Directions:
What lines in the entries below contain the word "year"? Copy all of them.

━━ Records supplied

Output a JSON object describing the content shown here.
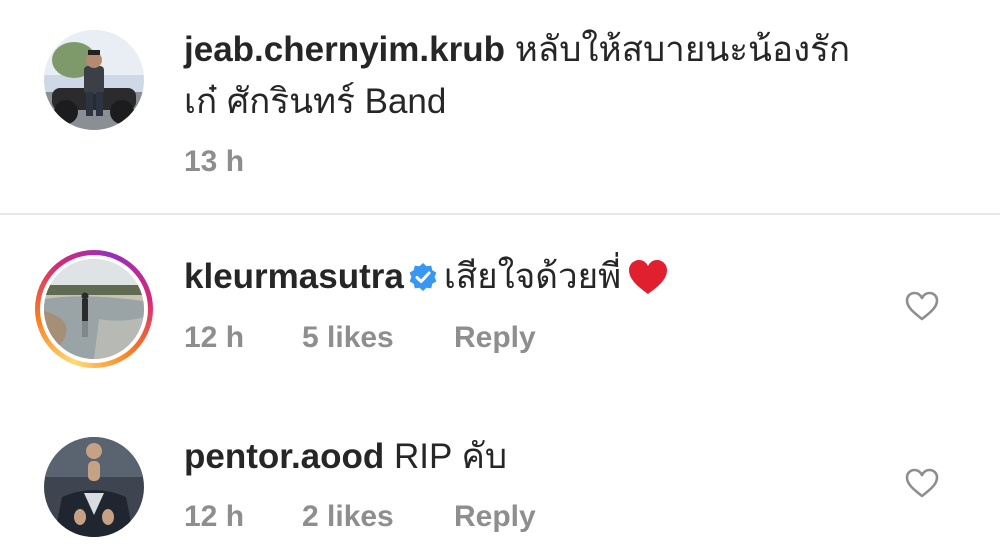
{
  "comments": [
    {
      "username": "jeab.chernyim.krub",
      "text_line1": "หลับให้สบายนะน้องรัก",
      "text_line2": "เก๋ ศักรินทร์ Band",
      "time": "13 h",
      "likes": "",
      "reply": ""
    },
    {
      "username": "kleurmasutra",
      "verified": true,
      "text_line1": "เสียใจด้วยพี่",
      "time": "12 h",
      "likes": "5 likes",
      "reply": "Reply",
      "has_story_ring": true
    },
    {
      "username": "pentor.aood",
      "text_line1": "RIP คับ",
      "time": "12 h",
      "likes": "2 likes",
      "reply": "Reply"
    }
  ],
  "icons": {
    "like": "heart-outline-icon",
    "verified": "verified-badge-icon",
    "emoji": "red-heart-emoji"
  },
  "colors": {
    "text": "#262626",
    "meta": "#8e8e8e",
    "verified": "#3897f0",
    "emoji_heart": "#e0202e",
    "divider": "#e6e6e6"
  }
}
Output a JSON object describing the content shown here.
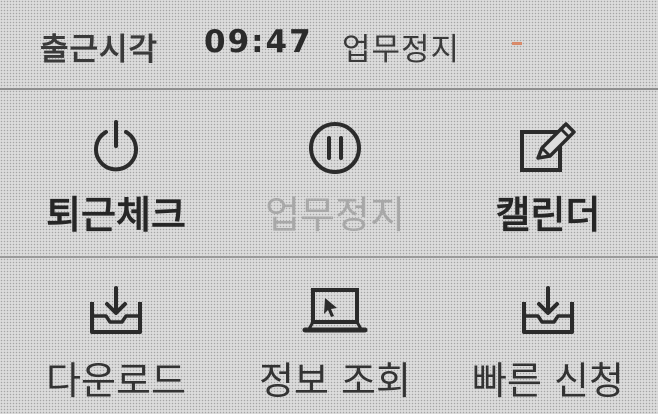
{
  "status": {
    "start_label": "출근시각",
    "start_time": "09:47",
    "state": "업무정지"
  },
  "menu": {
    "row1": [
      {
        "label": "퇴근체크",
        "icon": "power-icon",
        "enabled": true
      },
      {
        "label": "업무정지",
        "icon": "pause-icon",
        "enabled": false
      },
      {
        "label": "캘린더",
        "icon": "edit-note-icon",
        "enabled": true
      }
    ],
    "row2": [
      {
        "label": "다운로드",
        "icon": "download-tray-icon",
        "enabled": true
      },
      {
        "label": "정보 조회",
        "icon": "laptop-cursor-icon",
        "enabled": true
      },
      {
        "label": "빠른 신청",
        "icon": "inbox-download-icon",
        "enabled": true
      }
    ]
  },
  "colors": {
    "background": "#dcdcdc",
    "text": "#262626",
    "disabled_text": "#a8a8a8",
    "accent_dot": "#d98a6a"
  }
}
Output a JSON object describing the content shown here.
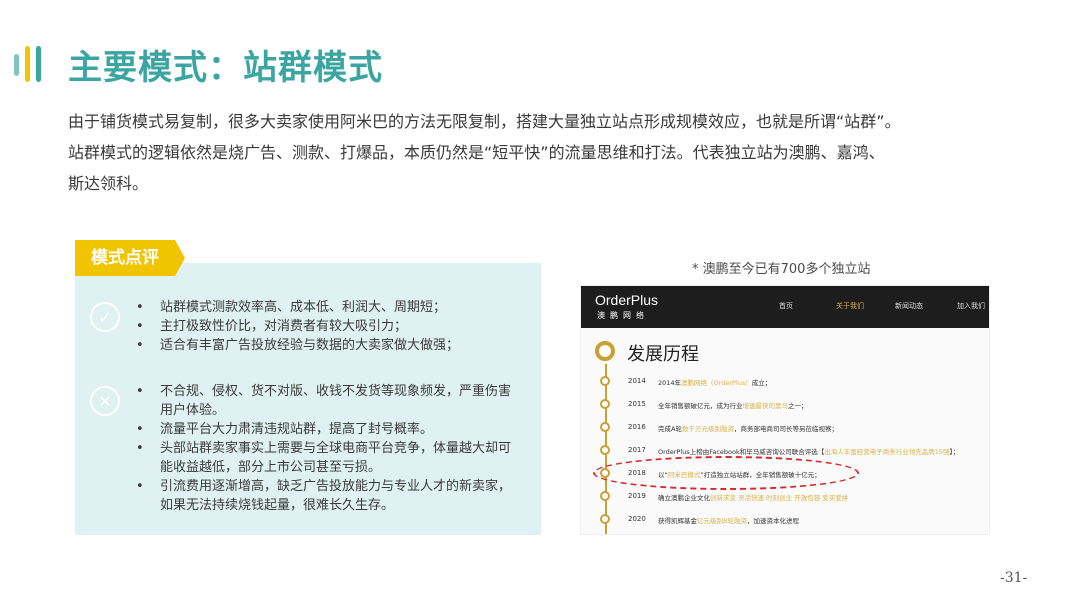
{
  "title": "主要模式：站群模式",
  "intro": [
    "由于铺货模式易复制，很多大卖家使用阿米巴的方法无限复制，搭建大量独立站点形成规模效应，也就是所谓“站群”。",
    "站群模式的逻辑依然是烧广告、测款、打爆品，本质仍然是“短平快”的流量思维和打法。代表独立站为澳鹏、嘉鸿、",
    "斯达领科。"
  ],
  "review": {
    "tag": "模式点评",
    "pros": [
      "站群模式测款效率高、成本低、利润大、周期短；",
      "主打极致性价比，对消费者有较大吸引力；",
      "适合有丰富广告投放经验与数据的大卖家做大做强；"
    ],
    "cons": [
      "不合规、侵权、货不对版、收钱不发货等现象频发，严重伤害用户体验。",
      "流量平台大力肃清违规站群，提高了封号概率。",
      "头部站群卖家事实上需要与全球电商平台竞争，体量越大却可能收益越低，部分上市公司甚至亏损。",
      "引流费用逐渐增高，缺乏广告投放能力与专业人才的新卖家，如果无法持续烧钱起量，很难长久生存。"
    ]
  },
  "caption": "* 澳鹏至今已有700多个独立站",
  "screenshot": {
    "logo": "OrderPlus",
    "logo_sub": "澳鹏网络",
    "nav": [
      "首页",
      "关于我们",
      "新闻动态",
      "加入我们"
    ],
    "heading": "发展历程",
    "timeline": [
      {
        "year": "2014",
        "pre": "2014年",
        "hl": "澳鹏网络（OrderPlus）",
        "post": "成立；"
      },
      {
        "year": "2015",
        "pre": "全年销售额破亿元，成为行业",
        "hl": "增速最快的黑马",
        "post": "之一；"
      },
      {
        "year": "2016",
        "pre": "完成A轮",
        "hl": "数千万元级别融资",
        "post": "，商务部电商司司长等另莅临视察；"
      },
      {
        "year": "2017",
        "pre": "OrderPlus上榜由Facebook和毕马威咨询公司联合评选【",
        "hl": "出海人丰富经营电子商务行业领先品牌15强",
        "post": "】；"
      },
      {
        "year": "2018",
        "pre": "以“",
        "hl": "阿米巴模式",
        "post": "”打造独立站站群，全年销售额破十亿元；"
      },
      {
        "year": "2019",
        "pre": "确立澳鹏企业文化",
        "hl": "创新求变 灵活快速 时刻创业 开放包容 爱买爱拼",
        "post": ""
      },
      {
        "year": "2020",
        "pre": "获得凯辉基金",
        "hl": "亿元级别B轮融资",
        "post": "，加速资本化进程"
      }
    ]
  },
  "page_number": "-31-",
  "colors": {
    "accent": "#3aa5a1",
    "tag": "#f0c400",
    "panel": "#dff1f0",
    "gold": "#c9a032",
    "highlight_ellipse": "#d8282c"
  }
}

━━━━

Output for this task:
        "year": "2014",
        "year": "2015",
        "year": "2016",
        "year": "2017",
        "year": "2018",
        "year": "2019",
        "year": "2020",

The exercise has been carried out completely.